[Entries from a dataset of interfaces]
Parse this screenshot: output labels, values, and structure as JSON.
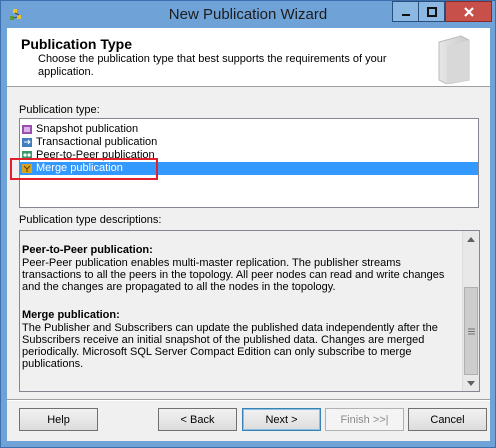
{
  "window": {
    "title": "New Publication Wizard",
    "controls": {
      "minimize": "–",
      "maximize": "□",
      "close": "×"
    }
  },
  "header": {
    "title": "Publication Type",
    "description": "Choose the publication type that best supports the requirements of your application."
  },
  "publication_types": {
    "label": "Publication type:",
    "items": [
      {
        "label": "Snapshot publication",
        "icon": "snapshot-publication-icon"
      },
      {
        "label": "Transactional publication",
        "icon": "transactional-publication-icon"
      },
      {
        "label": "Peer-to-Peer publication",
        "icon": "peer-to-peer-publication-icon"
      },
      {
        "label": "Merge publication",
        "icon": "merge-publication-icon",
        "selected": true
      }
    ]
  },
  "descriptions": {
    "label": "Publication type descriptions:",
    "sections": [
      {
        "title": "Peer-to-Peer publication:",
        "body": "Peer-Peer publication enables multi-master replication. The publisher streams transactions to all the peers in the topology. All peer nodes can read and write changes and the changes are propagated to all the nodes in the topology."
      },
      {
        "title": "Merge publication:",
        "body": "The Publisher and Subscribers can update the published data independently after the Subscribers receive an initial snapshot of the published data. Changes are merged periodically. Microsoft SQL Server Compact Edition can only subscribe to merge publications."
      }
    ]
  },
  "buttons": {
    "help": "Help",
    "back": "< Back",
    "next": "Next >",
    "finish": "Finish >>|",
    "cancel": "Cancel"
  },
  "colors": {
    "selection": "#3399ff",
    "highlight_box": "#e0202a",
    "titlebar": "#6fa3d8",
    "close_button": "#c7504b"
  }
}
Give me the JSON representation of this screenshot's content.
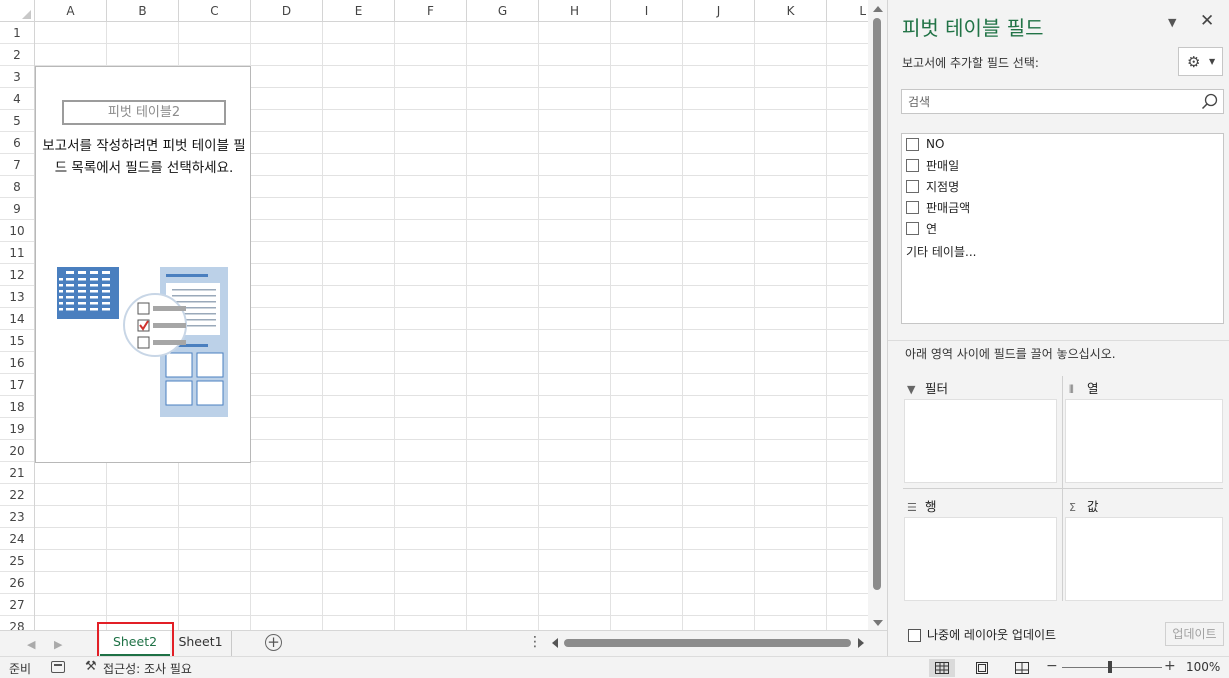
{
  "sheet": {
    "columns": [
      "A",
      "B",
      "C",
      "D",
      "E",
      "F",
      "G",
      "H",
      "I",
      "J",
      "K",
      "L"
    ],
    "rows": [
      "1",
      "2",
      "3",
      "4",
      "5",
      "6",
      "7",
      "8",
      "9",
      "10",
      "11",
      "12",
      "13",
      "14",
      "15",
      "16",
      "17",
      "18",
      "19",
      "20",
      "21",
      "22",
      "23",
      "24",
      "25",
      "26",
      "27",
      "28"
    ],
    "pivot_placeholder": {
      "name": "피벗 테이블2",
      "help_text": "보고서를 작성하려면 피벗 테이블 필드 목록에서 필드를 선택하세요."
    }
  },
  "tabs": {
    "items": [
      {
        "label": "Sheet2",
        "active": true
      },
      {
        "label": "Sheet1",
        "active": false
      }
    ],
    "add_icon": "plus-circle-icon",
    "more_icon": "vertical-ellipsis-icon"
  },
  "status": {
    "ready": "준비",
    "accessibility": "접근성: 조사 필요",
    "zoom": "100%",
    "zoom_minus": "−",
    "zoom_plus": "+"
  },
  "pane": {
    "title": "피벗 테이블 필드",
    "subtitle": "보고서에 추가할 필드 선택:",
    "search_placeholder": "검색",
    "fields": [
      "NO",
      "판매일",
      "지점명",
      "판매금액",
      "연"
    ],
    "more_tables": "기타 테이블...",
    "drag_hint": "아래 영역 사이에 필드를 끌어 놓으십시오.",
    "areas": {
      "filter": "필터",
      "columns": "열",
      "rows": "행",
      "values": "값"
    },
    "defer_label": "나중에 레이아웃 업데이트",
    "update_button": "업데이트",
    "accent": "#217346"
  }
}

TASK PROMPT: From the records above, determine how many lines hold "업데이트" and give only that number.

YOUR RESPONSE: 2